## WORKING DATA
....

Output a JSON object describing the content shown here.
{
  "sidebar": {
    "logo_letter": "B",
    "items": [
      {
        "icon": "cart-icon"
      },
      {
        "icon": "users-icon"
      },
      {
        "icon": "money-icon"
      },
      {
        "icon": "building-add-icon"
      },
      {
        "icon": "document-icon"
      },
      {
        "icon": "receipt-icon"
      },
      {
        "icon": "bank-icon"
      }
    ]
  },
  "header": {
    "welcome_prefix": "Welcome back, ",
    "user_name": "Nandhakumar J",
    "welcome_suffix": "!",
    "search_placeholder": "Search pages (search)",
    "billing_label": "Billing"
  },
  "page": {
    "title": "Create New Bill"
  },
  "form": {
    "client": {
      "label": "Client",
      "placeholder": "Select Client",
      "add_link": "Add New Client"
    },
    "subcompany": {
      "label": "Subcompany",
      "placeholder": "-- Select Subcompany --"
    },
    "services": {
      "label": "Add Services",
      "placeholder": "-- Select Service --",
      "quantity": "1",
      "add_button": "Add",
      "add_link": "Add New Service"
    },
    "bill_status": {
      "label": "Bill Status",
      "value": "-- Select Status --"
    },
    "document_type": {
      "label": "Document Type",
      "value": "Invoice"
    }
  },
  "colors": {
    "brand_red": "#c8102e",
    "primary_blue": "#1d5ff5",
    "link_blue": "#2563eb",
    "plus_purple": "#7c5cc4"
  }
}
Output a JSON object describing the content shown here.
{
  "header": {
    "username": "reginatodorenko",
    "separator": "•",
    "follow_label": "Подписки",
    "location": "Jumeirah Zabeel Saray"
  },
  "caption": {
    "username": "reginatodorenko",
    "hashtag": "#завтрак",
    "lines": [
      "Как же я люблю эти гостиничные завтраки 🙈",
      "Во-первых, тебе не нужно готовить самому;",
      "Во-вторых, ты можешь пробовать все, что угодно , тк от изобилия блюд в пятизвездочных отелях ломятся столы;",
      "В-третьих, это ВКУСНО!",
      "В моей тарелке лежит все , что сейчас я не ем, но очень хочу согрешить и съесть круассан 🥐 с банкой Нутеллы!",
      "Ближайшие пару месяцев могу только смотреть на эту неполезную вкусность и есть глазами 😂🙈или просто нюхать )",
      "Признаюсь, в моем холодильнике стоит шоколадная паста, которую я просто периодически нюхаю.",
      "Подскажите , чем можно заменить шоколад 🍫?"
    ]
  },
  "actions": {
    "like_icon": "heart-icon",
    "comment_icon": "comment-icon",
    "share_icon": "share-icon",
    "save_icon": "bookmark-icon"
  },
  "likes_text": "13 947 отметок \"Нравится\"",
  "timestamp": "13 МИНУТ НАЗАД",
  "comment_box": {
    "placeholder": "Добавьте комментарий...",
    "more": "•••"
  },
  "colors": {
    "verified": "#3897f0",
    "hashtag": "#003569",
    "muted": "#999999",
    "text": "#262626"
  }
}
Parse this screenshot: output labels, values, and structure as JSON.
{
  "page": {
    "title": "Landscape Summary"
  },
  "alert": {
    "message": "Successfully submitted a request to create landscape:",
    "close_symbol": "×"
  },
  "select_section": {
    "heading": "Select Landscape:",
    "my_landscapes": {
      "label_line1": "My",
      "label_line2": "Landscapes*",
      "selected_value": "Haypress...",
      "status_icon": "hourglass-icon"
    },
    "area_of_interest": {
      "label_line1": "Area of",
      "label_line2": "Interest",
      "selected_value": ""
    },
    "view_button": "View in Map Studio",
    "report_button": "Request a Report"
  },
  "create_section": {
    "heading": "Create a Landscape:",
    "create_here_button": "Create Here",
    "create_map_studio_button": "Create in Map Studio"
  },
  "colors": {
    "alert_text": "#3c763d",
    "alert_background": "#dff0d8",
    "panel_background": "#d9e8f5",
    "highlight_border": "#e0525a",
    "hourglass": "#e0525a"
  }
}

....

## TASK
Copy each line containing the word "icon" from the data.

## RESULT FOR THIS TASK
        "icon": "cart-icon"
        "icon": "users-icon"
        "icon": "money-icon"
        "icon": "building-add-icon"
        "icon": "document-icon"
        "icon": "receipt-icon"
        "icon": "bank-icon"
    "like_icon": "heart-icon",
    "comment_icon": "comment-icon",
    "share_icon": "share-icon",
    "save_icon": "bookmark-icon"
      "status_icon": "hourglass-icon"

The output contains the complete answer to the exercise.